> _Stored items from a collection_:
▶
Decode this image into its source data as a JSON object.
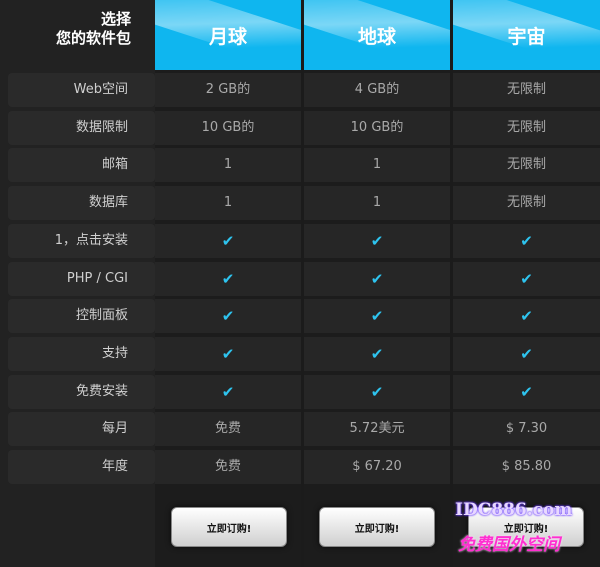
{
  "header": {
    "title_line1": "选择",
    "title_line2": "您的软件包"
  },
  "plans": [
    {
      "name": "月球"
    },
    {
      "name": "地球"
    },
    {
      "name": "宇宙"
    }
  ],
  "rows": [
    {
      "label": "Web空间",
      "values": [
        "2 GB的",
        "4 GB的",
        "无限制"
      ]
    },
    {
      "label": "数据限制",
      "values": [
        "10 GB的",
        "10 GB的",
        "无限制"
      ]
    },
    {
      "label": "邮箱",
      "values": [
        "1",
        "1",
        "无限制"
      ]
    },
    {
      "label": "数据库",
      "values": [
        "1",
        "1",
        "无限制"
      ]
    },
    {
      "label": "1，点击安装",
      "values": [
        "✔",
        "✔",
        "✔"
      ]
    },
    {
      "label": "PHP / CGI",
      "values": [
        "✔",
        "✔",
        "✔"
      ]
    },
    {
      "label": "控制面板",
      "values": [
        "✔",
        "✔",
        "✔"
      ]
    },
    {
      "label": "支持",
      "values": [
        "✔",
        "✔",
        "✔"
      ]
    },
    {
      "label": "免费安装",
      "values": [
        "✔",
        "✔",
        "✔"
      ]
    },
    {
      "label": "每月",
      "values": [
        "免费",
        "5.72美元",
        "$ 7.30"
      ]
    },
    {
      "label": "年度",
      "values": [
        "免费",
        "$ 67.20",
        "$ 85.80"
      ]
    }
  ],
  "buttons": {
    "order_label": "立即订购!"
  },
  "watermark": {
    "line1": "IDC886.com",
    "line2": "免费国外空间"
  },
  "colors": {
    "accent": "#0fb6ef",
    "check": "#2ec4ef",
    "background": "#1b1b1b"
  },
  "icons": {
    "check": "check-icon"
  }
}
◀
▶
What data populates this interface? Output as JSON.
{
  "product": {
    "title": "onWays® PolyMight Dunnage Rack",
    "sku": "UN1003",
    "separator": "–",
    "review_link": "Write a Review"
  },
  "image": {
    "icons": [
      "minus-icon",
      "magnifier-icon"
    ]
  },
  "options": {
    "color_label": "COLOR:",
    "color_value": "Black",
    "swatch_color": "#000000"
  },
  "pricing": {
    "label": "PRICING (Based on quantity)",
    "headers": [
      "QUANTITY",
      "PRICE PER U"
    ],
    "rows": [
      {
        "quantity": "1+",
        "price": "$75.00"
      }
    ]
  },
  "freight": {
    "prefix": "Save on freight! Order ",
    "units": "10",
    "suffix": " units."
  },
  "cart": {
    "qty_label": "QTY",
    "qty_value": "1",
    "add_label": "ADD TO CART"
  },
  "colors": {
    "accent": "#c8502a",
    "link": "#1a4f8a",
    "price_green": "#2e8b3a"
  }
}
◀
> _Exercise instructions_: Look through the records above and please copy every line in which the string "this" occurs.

> _Written solution_:
Decode this image into its source data as a JSON object.
What data populates this interface? Output as JSON.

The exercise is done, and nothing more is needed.